One of the hardest parts of cold-calling is simply getting a hold of the right decision-makers.
C-levels are extremely busy. They are always in a meeting or slaying Slack messages or putting out fires. Let's just say it's not easy for us to catch them at a "good time."
Why should we care?
And not only that, but another risk of low connect rates is BDR burnout. Think about it.
Would you like a job where you make 60 cold calls and only get to speak to someone once?
Receptionists, or as we call them, "Gatekeepers", are the first barriers BDRs encounter. In our experience, the key is to be patient. Let's not burn the bridge by being too pushy or desperate!
What matters isn't so much what we say, it's how we say it and that we are respectful and curious instead of pushy and sale-sy.
According to Orum, a SaaS calling platform, in over 7 million calls placed on their tool, they've observed that leaving voicemails leads to a higher pick-up rate.
We haven't measured the impact on pickup rates on our end, but we have seen increases in email open rates and email replies.
For example, here is a simple voicemail template:
"Hi John, this is Derek. I emailed you today with the subject line "cyber-insurance readiness." If have a moment, please let me know what you think of my question. Thank you, and have a great day."
We use voicemails to point prospects towards our emails because these contain more information and it's in a place where prospects can digest it better and reply with a click.
Not all replies are positive, and this is OK. Because any reply is better than nothing. A "no, thank you" means we can stop wasting our time and move on to the next prospect in our queue.

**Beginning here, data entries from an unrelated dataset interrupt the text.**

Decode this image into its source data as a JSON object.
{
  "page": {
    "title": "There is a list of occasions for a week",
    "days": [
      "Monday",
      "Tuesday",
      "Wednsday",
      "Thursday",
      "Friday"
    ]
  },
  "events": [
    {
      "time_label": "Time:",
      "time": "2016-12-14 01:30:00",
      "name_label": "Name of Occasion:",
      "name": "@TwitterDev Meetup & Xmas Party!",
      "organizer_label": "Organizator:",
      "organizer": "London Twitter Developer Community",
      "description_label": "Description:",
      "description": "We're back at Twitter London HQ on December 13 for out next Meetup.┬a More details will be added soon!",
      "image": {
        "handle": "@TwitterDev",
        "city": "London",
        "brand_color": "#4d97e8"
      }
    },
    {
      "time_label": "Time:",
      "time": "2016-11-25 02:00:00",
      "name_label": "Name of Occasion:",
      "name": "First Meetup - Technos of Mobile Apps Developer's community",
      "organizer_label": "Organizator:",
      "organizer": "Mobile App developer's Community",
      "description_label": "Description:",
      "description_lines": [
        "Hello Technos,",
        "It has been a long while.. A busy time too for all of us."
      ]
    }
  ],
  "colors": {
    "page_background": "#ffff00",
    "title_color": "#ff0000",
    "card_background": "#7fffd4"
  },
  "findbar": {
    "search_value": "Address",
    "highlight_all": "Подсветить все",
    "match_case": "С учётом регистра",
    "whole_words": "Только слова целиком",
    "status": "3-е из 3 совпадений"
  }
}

Unless an MSP is targeting very small businesses or start-ups, it's fair to say that most decision-makers aren't deciding on vendor relationships alone, in fact, they are part of a committee with many decision-makers and influencers.
According to Gartner, the typical buying group for a complex B2B solution involves six to 10 decision makers‚ each armed with four or five pieces of information they've gathered independently and must deconflict with the group.
This is why BDRs should hunt the account, not the contact.
So, what does this look like?
During cold calls, it means asking for different decision-makers, in sequence emails, it means enrolling multiple contacts, and in LinkedIn, it means connecting with more than one decision maker.